As the title implies, I have a pretty strong opinion on this one. And it’s not because companies aren’t placing enough emphasis on hiring data scientists with high passion (vs just great technical skills).
No, I’m more saying passion is undervalued because I’m hearing more about companies who are actively working to kill the passion of their data scientists – turning them into corporate drones.
It’s probably not intentional…or at least, I don’t think it is. It’s more, companies aren’t realizing just how unique of a mindset the best data scientists must have to be world-class…and how fragile that mindset is to getting overwhelmed with bureaucracy and corporate politics.
It’s suffocating, and I don’t think many companies appreciate this. The best data scientists look at the world completely differently – and without even realizing it, many companies are stomping that out.
The most valuable trait a data scientist can have is passion
I was talking to one of my industry buddies about this, and he’s currently going through a tough time.
Long story short, he’s having to philosophically choose between (a) maintaining the passionate, curious mindset that has made him a high performer, really caring, really digging into data to find true insights vs (b) becoming a mindless corporate drone, with the passion squeezed out due to corporate and bureaucratic pressures.
He really, really cares about the work he’s doing, but his job is just doing all it can to kill that inner flame. And it’s not in one fell swoop – from what I can tell, he’s just being pulled in a million different directions and getting slowly suffocated by internal corporate politics and mindless, legacy bureaucracy (‘well we’ve always done it this way’).
What makes a data scientist valuable is not wearing the most polished suits, saying the fanciest buzzwords, having the firmest handshake, maintaining steadiest eye contact – it’s finding insights in that data that no one else has ever found.
To be world class at that, you need passion. You need energy, you need the inherent motivation to keep digging – long after everyone else would have quit. You need to appreciate how ‘good enough’ analysis will almost never result in true, valuable insights that actually matter.
You have to spend some of your spare time reading about the industry, lurking on message boards to find out whatever additional little nugget of information that may help lead to a breakthrough in your next study. You need to commit to becoming an expert in your business domain, and never stop asking questions.
You need to have passion that transcends what you’re actually getting paid for – not because you’re looking to give away free work, but because you think this stuff is really cool.

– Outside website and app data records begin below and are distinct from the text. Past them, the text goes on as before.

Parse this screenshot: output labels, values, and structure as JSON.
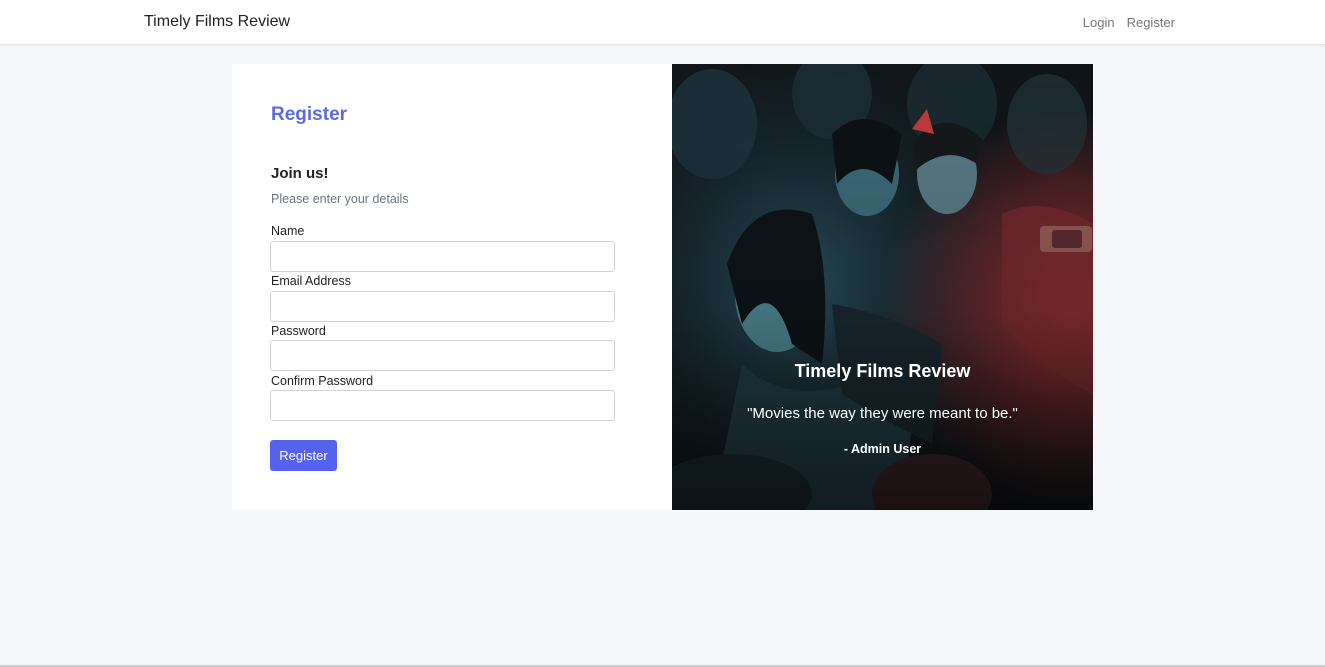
{
  "navbar": {
    "brand": "Timely Films Review",
    "links": [
      {
        "label": "Login"
      },
      {
        "label": "Register"
      }
    ]
  },
  "form": {
    "title": "Register",
    "heading": "Join us!",
    "subheading": "Please enter your details",
    "fields": [
      {
        "label": "Name",
        "value": "",
        "placeholder": ""
      },
      {
        "label": "Email Address",
        "value": "",
        "placeholder": ""
      },
      {
        "label": "Password",
        "value": "",
        "placeholder": ""
      },
      {
        "label": "Confirm Password",
        "value": "",
        "placeholder": ""
      }
    ],
    "submit_label": "Register"
  },
  "hero": {
    "title": "Timely Films Review",
    "quote": "\"Movies the way they were meant to be.\"",
    "author": "- Admin User"
  },
  "colors": {
    "accent": "#5462ee",
    "title_accent": "#5b6be0",
    "background": "#f5f7fa"
  }
}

That mindset, where you always want to keep improving, keep learning, becoming a world-class domain expert – it’s so valuable, and so rare. I just don’t know if you can teach passion, and convince someone to care.
This mindset takes a ton of energy. You never stop questioning yourself, never stop digging, always looking to deliver that world-class analysis. And yet – some companies don’t seem to recognize this.
They don’t understand just how easy it is to kill passion. How just a few extra meetings, just a couple extra budget spreadsheets, just a few meetings with other managers to fight over timelines, just a little internal audit, just a bit of non-critical bureaucracy, just a bit of corporate politics…how all of that adds up and will kill the passion of a data scientist.
And you know what – that’s fine. The incentives in corporate America right now is not to be valuable, it’s to be a drone. It’s not to be passionate and deliver value, it’s to stay in line and keep your head down.
As an employee, it’s very easy to lose – but employee home runs pretty much aren’t rewarded. It sucks, but it’s the message that a lot of corporate America is sending right now.
I think companies are going to have to choose. They can either treat data scientists as, well, scientists – where curiosity and passion are absolutely the currency of what makes them valuable…
…or, companies can kind of just keep going and assume that forcing data scientists to be drones is well of course the right move – my leadership book said so! Company culture! Process!
So what’s the solution?
…I don’t know. I’m guessing my buddy is about to quit, even without having another job lined up. It’s a bad situation for everyone involved.
Are some data scientists (including me) just too ‘sensitive?’ Sure, and I would readily admit that. It’s something I’m working on. However…where’s the line between ‘sensitivity’ and ‘passion?’ For me…there isn’t really one. It’s kind of a package deal, if you truly care about what you’re working on.
If you’re somehow still reading, one potential recommendation:
Let’s say a data scientist comes to you and says they’re feeling a bit overwhelmed with any work-related items that (a) aren’t data science, and (b) are non-essential. I would take that conversation very seriously.
In not so many words, they might trying to tell you that they’re being turned into someone they don’t want to be. That could very well be the last ‘open’ conversation you have with them, before they quit.
The views expressed on this site are my own and do not represent the views of any current or former employer or client.